This post is about one of my mistakes. (There are so many!). I had gone with my husband to LaBonte Canyon where he likes to fish and I try to find a scene I want to paint, which is always a challenge since I don't find it especially inspiring. But that's a different subject altogether.
Unfortunately I didn't get a photo of the actual scene so you can't see what I was working with. I will tell you that it was pretty flat with the sun bathing everything. Very few shadows and very few value changes in the grasses and foliage. But, the photos I do have will work for the point I want to make.
And that point is this. A notan painting doesn't do you much good if you don't follow what you've discovered with it.
Then I abandoned my notan painting because I got distracted by the actual scene in front of me. Not so good.
It wasn't until I got home, and pulled out the camera and looked at this photo and the one of the notan paintings, that I realized my mistake. (Too bad I wiped it off). Too bad I forgot to follow my notan painting! I think this could have been a good painting if I had realized I hadn't put those middle values in the foreground in the same pattern as in the notan painting. (And if I hadn't wiped it off I could have corrected this later).
So, I guess it may have been my most valuable lesson yet concerning notan paintings, after all - remember to follow the harmonious arrangement I've chosen.
Happy painting till next time.
Monday, June 25, 2012
Friday, June 22, 2012
Monday, June 11, 2012
Thursday, June 7, 2012
Monday, June 4, 2012
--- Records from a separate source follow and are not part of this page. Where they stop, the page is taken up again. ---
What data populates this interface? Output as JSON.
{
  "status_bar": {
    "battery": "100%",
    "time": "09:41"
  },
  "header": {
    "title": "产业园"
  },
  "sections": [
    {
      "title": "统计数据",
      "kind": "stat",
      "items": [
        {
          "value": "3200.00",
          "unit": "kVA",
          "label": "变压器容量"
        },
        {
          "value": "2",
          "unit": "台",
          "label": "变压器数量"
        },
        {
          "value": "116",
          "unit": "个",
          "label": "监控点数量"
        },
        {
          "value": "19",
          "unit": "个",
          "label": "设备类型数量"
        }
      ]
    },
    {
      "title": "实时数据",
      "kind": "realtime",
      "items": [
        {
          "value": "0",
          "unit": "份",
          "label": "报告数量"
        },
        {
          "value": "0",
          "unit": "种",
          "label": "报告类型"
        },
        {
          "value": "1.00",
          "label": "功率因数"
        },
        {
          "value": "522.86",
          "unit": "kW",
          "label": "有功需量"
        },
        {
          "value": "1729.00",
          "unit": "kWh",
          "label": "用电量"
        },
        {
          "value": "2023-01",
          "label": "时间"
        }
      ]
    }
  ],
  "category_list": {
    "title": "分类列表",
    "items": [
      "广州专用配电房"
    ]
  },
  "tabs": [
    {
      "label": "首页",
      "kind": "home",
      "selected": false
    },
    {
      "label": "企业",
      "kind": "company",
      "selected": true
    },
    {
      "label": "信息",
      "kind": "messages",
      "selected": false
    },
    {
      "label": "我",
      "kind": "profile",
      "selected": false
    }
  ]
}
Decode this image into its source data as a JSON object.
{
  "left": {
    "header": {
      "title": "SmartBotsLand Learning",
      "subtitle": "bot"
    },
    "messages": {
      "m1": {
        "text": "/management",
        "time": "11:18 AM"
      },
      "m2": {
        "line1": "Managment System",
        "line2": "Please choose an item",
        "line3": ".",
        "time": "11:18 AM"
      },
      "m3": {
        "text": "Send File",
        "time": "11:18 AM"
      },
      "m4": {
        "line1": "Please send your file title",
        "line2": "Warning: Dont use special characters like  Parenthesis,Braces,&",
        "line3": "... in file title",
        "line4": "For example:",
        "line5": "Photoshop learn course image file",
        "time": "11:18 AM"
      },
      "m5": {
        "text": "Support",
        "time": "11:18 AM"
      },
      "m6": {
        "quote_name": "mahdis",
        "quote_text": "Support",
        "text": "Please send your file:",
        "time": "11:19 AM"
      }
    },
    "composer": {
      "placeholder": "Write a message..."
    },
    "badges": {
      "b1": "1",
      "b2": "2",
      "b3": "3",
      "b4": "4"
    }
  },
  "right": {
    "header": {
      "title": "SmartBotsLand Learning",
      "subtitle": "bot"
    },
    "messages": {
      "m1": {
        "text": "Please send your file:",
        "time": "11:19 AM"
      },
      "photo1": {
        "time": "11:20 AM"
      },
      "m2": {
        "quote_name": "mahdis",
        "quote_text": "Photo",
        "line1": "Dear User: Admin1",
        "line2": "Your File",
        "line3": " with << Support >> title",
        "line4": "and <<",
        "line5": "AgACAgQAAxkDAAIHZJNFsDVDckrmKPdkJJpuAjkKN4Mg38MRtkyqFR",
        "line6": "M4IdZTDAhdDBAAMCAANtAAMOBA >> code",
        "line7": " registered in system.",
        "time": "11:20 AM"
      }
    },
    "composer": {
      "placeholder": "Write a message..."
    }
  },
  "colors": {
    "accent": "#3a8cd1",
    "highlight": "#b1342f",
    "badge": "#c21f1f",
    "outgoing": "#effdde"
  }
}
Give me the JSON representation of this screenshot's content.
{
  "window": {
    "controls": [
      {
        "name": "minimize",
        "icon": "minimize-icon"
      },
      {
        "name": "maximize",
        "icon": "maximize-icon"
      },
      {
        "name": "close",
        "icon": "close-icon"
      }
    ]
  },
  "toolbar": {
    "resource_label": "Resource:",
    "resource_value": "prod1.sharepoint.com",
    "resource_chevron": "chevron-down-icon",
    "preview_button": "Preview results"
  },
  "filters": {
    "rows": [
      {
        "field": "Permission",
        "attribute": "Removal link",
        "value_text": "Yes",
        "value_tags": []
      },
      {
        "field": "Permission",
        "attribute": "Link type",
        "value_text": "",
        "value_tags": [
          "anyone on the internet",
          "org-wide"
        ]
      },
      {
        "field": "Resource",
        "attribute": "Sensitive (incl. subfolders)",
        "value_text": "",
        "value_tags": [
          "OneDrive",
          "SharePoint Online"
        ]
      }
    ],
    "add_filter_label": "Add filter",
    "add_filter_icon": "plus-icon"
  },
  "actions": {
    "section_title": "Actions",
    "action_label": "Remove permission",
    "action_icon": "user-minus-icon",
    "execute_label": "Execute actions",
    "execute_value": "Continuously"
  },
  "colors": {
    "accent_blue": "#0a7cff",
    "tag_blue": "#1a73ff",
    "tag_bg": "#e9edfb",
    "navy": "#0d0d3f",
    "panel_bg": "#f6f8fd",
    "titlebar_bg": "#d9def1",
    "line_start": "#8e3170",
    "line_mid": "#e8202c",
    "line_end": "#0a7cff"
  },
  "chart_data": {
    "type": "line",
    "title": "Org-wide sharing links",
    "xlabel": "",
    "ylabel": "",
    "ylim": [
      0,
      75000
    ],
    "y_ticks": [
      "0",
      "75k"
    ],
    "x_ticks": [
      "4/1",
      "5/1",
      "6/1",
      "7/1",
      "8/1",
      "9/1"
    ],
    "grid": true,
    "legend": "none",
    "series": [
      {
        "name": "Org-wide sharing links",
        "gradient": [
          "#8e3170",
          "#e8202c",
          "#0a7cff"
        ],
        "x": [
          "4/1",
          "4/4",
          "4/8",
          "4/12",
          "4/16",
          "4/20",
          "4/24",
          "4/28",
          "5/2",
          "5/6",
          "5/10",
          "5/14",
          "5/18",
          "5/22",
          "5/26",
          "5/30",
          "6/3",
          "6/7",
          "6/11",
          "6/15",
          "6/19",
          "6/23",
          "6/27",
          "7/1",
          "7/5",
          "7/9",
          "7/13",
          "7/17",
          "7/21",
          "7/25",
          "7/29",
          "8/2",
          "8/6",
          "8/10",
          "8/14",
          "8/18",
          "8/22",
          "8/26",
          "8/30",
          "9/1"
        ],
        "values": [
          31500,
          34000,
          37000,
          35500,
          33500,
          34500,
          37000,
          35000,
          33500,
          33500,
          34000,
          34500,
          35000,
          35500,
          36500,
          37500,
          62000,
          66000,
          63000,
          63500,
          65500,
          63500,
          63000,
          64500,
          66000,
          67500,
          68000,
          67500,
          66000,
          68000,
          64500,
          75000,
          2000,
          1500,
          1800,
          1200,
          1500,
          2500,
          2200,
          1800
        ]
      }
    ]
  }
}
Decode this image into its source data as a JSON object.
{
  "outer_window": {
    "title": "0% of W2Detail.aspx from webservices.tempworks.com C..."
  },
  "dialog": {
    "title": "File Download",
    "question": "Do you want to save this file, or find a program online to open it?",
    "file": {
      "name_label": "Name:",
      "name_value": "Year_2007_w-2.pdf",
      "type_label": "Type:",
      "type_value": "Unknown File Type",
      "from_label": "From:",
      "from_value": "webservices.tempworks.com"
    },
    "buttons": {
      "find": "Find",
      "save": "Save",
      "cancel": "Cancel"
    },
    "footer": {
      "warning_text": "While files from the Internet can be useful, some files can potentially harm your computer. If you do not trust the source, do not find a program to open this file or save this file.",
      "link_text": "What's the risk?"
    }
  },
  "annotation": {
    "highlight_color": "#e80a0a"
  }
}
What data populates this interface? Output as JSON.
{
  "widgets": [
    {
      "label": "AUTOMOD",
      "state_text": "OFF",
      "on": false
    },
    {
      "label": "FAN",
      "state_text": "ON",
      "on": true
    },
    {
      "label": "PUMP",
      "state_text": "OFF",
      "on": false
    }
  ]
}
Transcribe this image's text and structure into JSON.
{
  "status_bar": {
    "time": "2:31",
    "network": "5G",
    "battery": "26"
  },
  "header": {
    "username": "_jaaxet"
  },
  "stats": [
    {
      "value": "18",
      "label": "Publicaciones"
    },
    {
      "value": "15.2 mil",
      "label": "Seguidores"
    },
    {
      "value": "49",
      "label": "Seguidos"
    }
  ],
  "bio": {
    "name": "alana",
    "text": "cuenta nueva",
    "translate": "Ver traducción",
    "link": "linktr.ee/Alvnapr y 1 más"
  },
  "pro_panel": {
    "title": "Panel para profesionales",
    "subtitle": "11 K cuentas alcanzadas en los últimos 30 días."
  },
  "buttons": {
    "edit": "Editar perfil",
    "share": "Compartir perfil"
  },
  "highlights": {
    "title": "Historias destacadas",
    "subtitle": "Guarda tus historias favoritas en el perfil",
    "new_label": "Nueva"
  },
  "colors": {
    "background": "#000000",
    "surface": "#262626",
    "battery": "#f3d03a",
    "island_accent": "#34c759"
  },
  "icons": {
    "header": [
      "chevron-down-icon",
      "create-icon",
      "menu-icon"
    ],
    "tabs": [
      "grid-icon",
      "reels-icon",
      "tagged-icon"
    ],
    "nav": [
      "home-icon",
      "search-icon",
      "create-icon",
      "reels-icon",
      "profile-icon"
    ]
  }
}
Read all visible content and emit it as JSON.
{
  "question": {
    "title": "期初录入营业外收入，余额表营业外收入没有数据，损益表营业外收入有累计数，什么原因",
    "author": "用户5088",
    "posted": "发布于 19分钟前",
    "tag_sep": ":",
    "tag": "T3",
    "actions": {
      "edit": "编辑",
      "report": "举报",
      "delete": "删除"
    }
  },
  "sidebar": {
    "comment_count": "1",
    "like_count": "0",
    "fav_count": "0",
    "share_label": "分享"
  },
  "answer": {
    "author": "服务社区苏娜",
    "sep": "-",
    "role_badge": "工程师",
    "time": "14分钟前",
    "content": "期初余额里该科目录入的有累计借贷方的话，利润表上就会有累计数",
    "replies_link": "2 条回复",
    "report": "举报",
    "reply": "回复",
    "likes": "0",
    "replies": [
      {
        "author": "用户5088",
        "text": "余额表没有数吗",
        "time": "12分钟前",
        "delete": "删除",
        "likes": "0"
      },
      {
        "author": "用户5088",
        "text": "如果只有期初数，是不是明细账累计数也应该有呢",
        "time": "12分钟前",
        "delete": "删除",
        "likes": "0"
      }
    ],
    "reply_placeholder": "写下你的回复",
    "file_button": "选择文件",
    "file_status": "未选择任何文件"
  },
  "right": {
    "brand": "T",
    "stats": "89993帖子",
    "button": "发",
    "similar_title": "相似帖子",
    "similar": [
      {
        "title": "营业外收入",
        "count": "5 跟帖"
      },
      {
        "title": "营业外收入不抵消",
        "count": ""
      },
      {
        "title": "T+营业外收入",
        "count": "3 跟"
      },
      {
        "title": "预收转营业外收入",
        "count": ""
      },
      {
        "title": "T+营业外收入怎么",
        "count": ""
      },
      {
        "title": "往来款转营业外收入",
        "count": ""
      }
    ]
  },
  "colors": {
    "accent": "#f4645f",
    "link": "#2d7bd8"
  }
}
As promised here's a glimpse at one of my lessons from Virtual Art Academy. My first lesson that involved a lot of doing, was unit 1 of the Notan Module. If you're like me, you're wondering what in the world is a notan? The definition is "the harmonious arrangement of dark and light masses in a painting". (I memorized it so I could remind myself that I get to do the arranging). These little paintings look like mini value paintings or thumbnails. I have done about 200 of them in various modes. Some with only 2 values, 3 values and 4 values. Some with white as the dominant shade, some with gray dominant and some black dominant. Others were from photos or from old masters' paintings. Some from life, some from imagination. All in all, I think it's sinking in to my thinking to make this something I do every time BEFORE I begin painting. The module sub-title says "two minutes to a successful painting" and I like to remind myself of this because my tendency is to feel very rushed, especially in an outdoor setting. It helps me slow down and take a deep breath before I dive in. The lesson itself covers much more than this little glimpse, going into detailed explanations and illustrations of what to do and what not to do. It's a great lesson.